> REQUIRED ACTION
Every record that follows must be duplicated exactly, with images left out.
──────── RECORDED DATA ────────
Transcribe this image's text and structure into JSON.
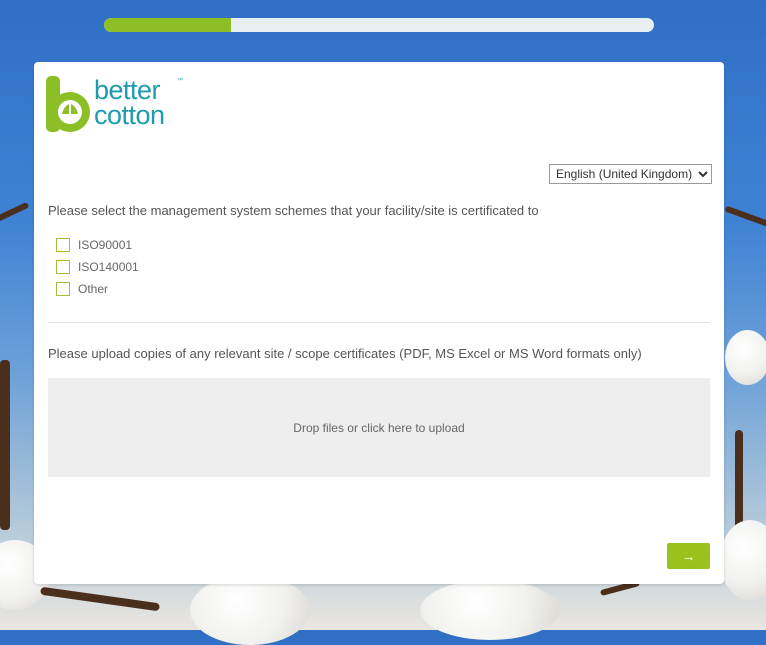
{
  "progress": {
    "percent": 23
  },
  "brand": {
    "line1": "better",
    "line2": "cotton",
    "tm": "™"
  },
  "language": {
    "selected": "English (United Kingdom)"
  },
  "question": {
    "text": "Please select the management system schemes that your facility/site is certificated to"
  },
  "options": [
    {
      "label": "ISO90001",
      "checked": false
    },
    {
      "label": "ISO140001",
      "checked": false
    },
    {
      "label": "Other",
      "checked": false
    }
  ],
  "upload": {
    "question": "Please upload copies of any relevant site / scope certificates (PDF, MS Excel or MS Word formats only)",
    "dropzone_text": "Drop files or click here to upload"
  },
  "next": {
    "icon": "arrow-right-icon",
    "label": "→"
  },
  "colors": {
    "accent": "#99c21f",
    "brand_teal": "#1f9bb0",
    "progress_track": "#e9eef3"
  }
}
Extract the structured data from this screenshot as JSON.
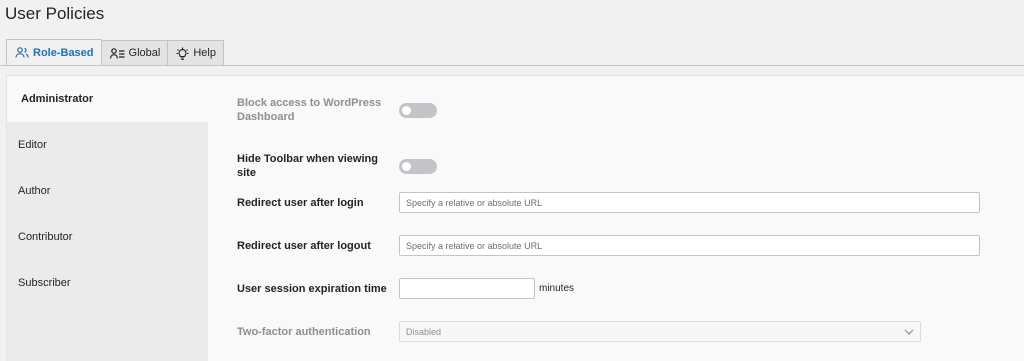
{
  "page": {
    "title": "User Policies"
  },
  "tabs": [
    {
      "label": "Role-Based",
      "icon": "users-icon",
      "active": true
    },
    {
      "label": "Global",
      "icon": "user-list-icon",
      "active": false
    },
    {
      "label": "Help",
      "icon": "lightbulb-icon",
      "active": false
    }
  ],
  "roles": [
    {
      "label": "Administrator",
      "active": true
    },
    {
      "label": "Editor",
      "active": false
    },
    {
      "label": "Author",
      "active": false
    },
    {
      "label": "Contributor",
      "active": false
    },
    {
      "label": "Subscriber",
      "active": false
    }
  ],
  "settings": {
    "block_dashboard": {
      "label": "Block access to WordPress Dashboard",
      "enabled": false,
      "disabled": true
    },
    "hide_toolbar": {
      "label": "Hide Toolbar when viewing site",
      "enabled": false
    },
    "redirect_login": {
      "label": "Redirect user after login",
      "value": "",
      "placeholder": "Specify a relative or absolute URL"
    },
    "redirect_logout": {
      "label": "Redirect user after logout",
      "value": "",
      "placeholder": "Specify a relative or absolute URL"
    },
    "session_expiration": {
      "label": "User session expiration time",
      "value": "",
      "suffix": "minutes"
    },
    "two_factor": {
      "label": "Two-factor authentication",
      "selected": "Disabled",
      "disabled": true
    }
  },
  "colors": {
    "accent": "#2271b1",
    "toggle_off": "#c3c4c7",
    "panel_bg": "#f9f9f9",
    "sidebar_bg": "#ebebeb"
  }
}
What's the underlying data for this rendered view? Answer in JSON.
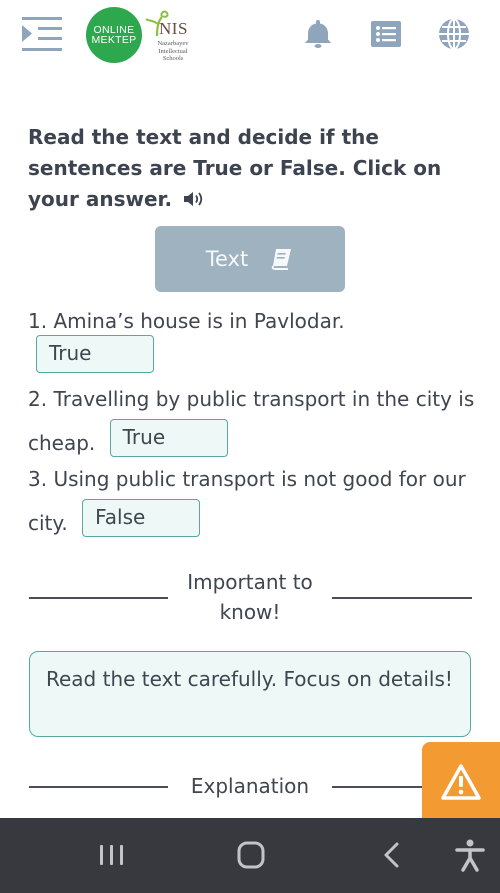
{
  "header": {
    "menu_icon": "menu-collapse-icon",
    "logo_online_mektep": {
      "line1": "ONLINE",
      "line2": "MEKTEP",
      "color": "#2ea84f"
    },
    "logo_nis": {
      "title": "NIS",
      "subtitle_lines": [
        "Nazarbayev",
        "Intellectual",
        "Schools"
      ]
    },
    "icons": [
      "bell-icon",
      "list-icon",
      "globe-icon"
    ],
    "icon_color": "#8fa5bb"
  },
  "task": {
    "instruction": "Read the text and decide if the sentences are True or False. Click on your answer.",
    "audio_icon": "speaker-icon",
    "text_button": {
      "label": "Text",
      "icon": "book-icon",
      "color": "#9eb2c0"
    }
  },
  "questions": [
    {
      "text": "1. Amina’s house is in Pavlodar.",
      "answer": "True"
    },
    {
      "text": "2. Travelling by public transport in the city is cheap.",
      "answer": "True"
    },
    {
      "text": "3. Using public transport is not good for our city.",
      "answer": "False"
    }
  ],
  "important": {
    "heading_line1": "Important to",
    "heading_line2": "know!",
    "tip": "Read the text carefully. Focus on details!"
  },
  "explanation": {
    "heading": "Explanation"
  },
  "alert_button": {
    "icon": "warning-icon",
    "color": "#f39a32"
  },
  "system_nav": {
    "icons": [
      "recent-apps-icon",
      "home-icon",
      "back-icon",
      "accessibility-icon"
    ],
    "background": "#37393e"
  }
}
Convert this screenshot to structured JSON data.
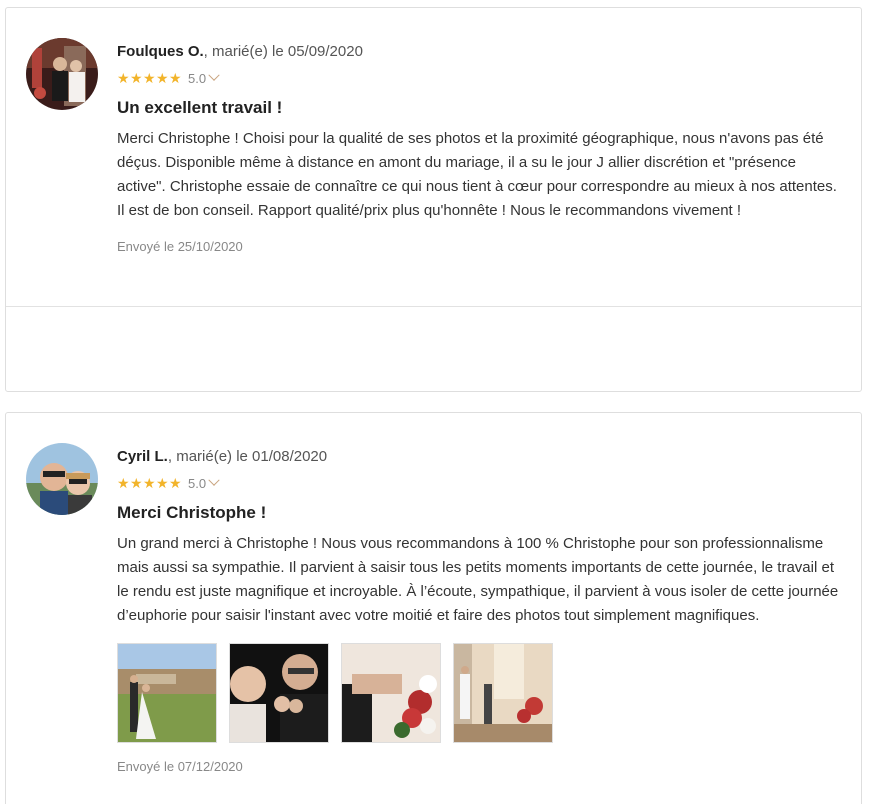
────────
> SOLVED PROBLEM
Transcribe this image's text and structure into JSON.
{
  "progress": {
    "percent": 23
  },
  "brand": {
    "line1": "better",
    "line2": "cotton",
    "tm": "™"
  },
  "language": {
    "selected": "English (United Kingdom)"
  },
  "question": {
    "text": "Please select the management system schemes that your facility/site is certificated to"
  },
  "options": [
    {
      "label": "ISO90001",
      "checked": false
    },
    {
      "label": "ISO140001",
      "checked": false
    },
    {
      "label": "Other",
      "checked": false
    }
  ],
  "upload": {
    "question": "Please upload copies of any relevant site / scope certificates (PDF, MS Excel or MS Word formats only)",
    "dropzone_text": "Drop files or click here to upload"
  },
  "next": {
    "icon": "arrow-right-icon",
    "label": "→"
  },
  "colors": {
    "accent": "#99c21f",
    "brand_teal": "#1f9bb0",
    "progress_track": "#e9eef3"
  }
}
Extract the structured data from this screenshot as JSON.
{
  "page": {
    "title": "User Policies"
  },
  "tabs": [
    {
      "label": "Role-Based",
      "icon": "users-icon",
      "active": true
    },
    {
      "label": "Global",
      "icon": "user-list-icon",
      "active": false
    },
    {
      "label": "Help",
      "icon": "lightbulb-icon",
      "active": false
    }
  ],
  "roles": [
    {
      "label": "Administrator",
      "active": true
    },
    {
      "label": "Editor",
      "active": false
    },
    {
      "label": "Author",
      "active": false
    },
    {
      "label": "Contributor",
      "active": false
    },
    {
      "label": "Subscriber",
      "active": false
    }
  ],
  "settings": {
    "block_dashboard": {
      "label": "Block access to WordPress Dashboard",
      "enabled": false,
      "disabled": true
    },
    "hide_toolbar": {
      "label": "Hide Toolbar when viewing site",
      "enabled": false
    },
    "redirect_login": {
      "label": "Redirect user after login",
      "value": "",
      "placeholder": "Specify a relative or absolute URL"
    },
    "redirect_logout": {
      "label": "Redirect user after logout",
      "value": "",
      "placeholder": "Specify a relative or absolute URL"
    },
    "session_expiration": {
      "label": "User session expiration time",
      "value": "",
      "suffix": "minutes"
    },
    "two_factor": {
      "label": "Two-factor authentication",
      "selected": "Disabled",
      "disabled": true
    }
  },
  "colors": {
    "accent": "#2271b1",
    "toggle_off": "#c3c4c7",
    "panel_bg": "#f9f9f9",
    "sidebar_bg": "#ebebeb"
  }
}
What's the underlying data for this rendered view? Answer in JSON.
{
  "header": {
    "menu_icon": "menu-collapse-icon",
    "logo_online_mektep": {
      "line1": "ONLINE",
      "line2": "MEKTEP",
      "color": "#2ea84f"
    },
    "logo_nis": {
      "title": "NIS",
      "subtitle_lines": [
        "Nazarbayev",
        "Intellectual",
        "Schools"
      ]
    },
    "icons": [
      "bell-icon",
      "list-icon",
      "globe-icon"
    ],
    "icon_color": "#8fa5bb"
  },
  "task": {
    "instruction": "Read the text and decide if the sentences are True or False. Click on your answer.",
    "audio_icon": "speaker-icon",
    "text_button": {
      "label": "Text",
      "icon": "book-icon",
      "color": "#9eb2c0"
    }
  },
  "questions": [
    {
      "text": "1. Amina’s house is in Pavlodar.",
      "answer": "True"
    },
    {
      "text": "2. Travelling by public transport in the city is cheap.",
      "answer": "True"
    },
    {
      "text": "3. Using public transport is not good for our city.",
      "answer": "False"
    }
  ],
  "important": {
    "heading_line1": "Important to",
    "heading_line2": "know!",
    "tip": "Read the text carefully. Focus on details!"
  },
  "explanation": {
    "heading": "Explanation"
  },
  "alert_button": {
    "icon": "warning-icon",
    "color": "#f39a32"
  },
  "system_nav": {
    "icons": [
      "recent-apps-icon",
      "home-icon",
      "back-icon",
      "accessibility-icon"
    ],
    "background": "#37393e"
  }
}
Convert this screenshot to structured JSON data.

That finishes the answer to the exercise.